In its letter, the federation argues the Corps does not properly address concerns about the impartiality of the third party consultant hired to prepare the EIS analysis. This consultant, Coastal Planning and Engineering, had previously worked with the Figure Eight Island Homeowners Association, and the federation and others thought it might not provide an unbiased analysis.

This consultant signed a statement that said it will never work with the homeowners association during its work on the EIS. But if the permit application shows otherwise, the final EIS is no longer an unbiased document and should be thrown out.

The final EIS also fails to show the permit applicant received the necessary property rights for the project. Three homeowners on Figure Eight Island have stated they would not allow property easements for construction of the project and do not want a terminal groin on their property.

Obtaining property owners’ permission is required by state law, and the Corps should be aware that the applicant does not yet have that permission from all involved property owners. While the Corps asserted that it was not responsible for making sure obtaining permission, its rules state that the applicant must ensure it has obtained permission. When the applicant signs the permit, it is stating that it has obtained the proper permission. But based on the statements from the three owners, that does not seem to be the case.

Another flaw in the final EIS is its reliance on outdated information and unreliable modeling tools. Rich Inlet is a stable inlet and has been accreting in recent years. But the final EIS uses a model that relies on data from 1999 to 2007, when the inlet was eroding.

As a result, the analysis is faulty. Furthermore, the final EIS does not apply the same detail of analysis to all of the alternatives, indicating its preference toward construction of a terminal groin. By not thoroughly considering all alternatives, the final EIS violates NEPA’s requirements to review all options equally.

The comment letter also points out that the final EIS does little to address concerns about how a terminal groin could affect the natural environment and falls short of the inlet management requirements listed in the state’s Coastal Policy Reform Act of 2013.

The construction of the terminal groin during the winter months, for example, might displace migratory birds that stay at Rich Inlet during those months. Audubon North Carolina particularly stressed the effects a terminal groin might have on migratory birds in its comment letter.

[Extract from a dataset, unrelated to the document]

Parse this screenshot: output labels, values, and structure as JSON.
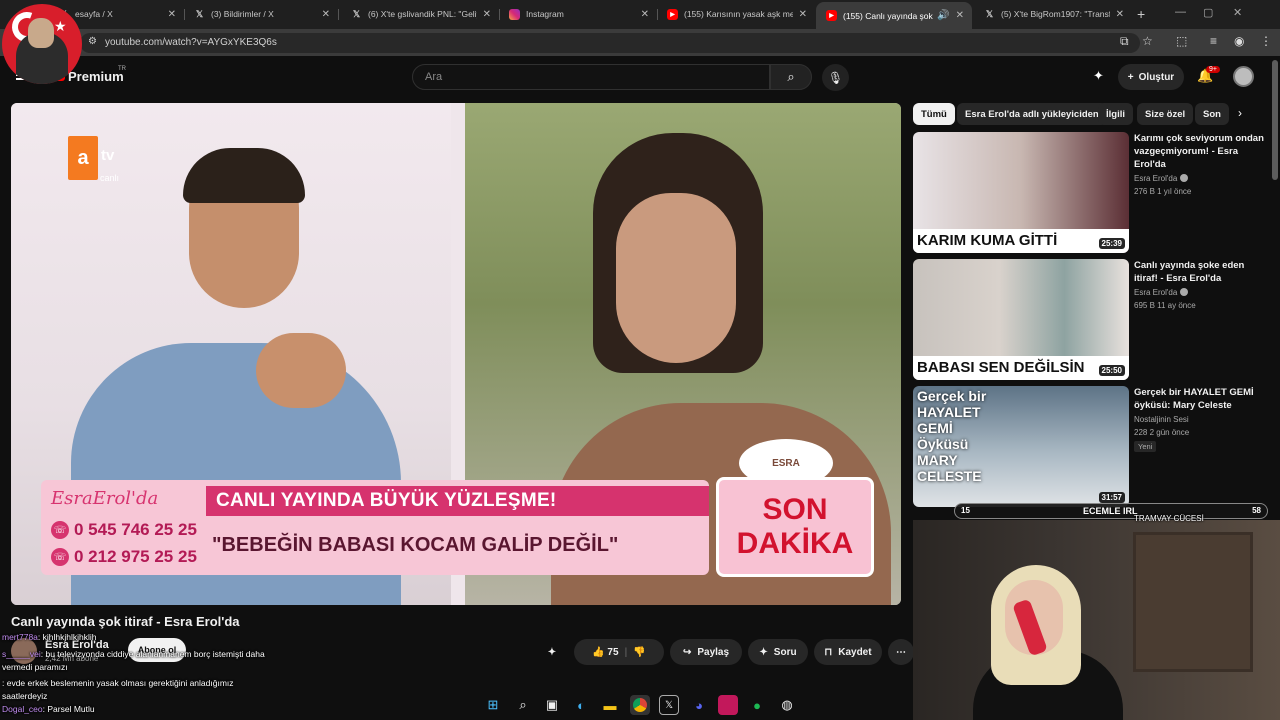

The federation has for several years maintained its opposition to the proposed terminal groin, which is a hardened structure meant to protect beaches from erosion. However, these structures can cause unintended consequences down the shore, including habitat loss for migratory birds and sea turtles. The proposed terminal groin would also eliminate public beach areas used by thousands of people each year.

Rich Inlet is one of the last naturally-functioning inlets in the state, and the current conditions and natural dynamics of the inlet show the volume of sand is actually increasing, not decreasing. According to one study, since 1938 the inlet has only shifted within a 1,600-foot corridor, which is more stable than most inlets.

In the last 70 years, the overall trend for the inlet has been net progradation. When all the erosion periods and eroded amounts are added together and subtracted from the accretion periods and accreted amounts, there is a positive result, meaning that the north end of the island has accreted more than it has eroded.

For more information about Rich Inlet or the federation’s comment letter on the final EIS, please contact Ana Zivanovic-Nenadovic at or Mike Giles at Additional information can also be found at

  • Read the comment letter on the final EIS from the federation.
  • Read the comment letter on the final EIS from the Southern Environmental Law Center.
  • Read the comment letter on the final EIS from Audubon North Carolina.
  • Read the comment letter on the final EIS from the U.S. Fish and Wildlife Service.
  • Read the comment letter on the final EIS from the Office of Environmental Compliance and Policy in the U.S. Department of Interior.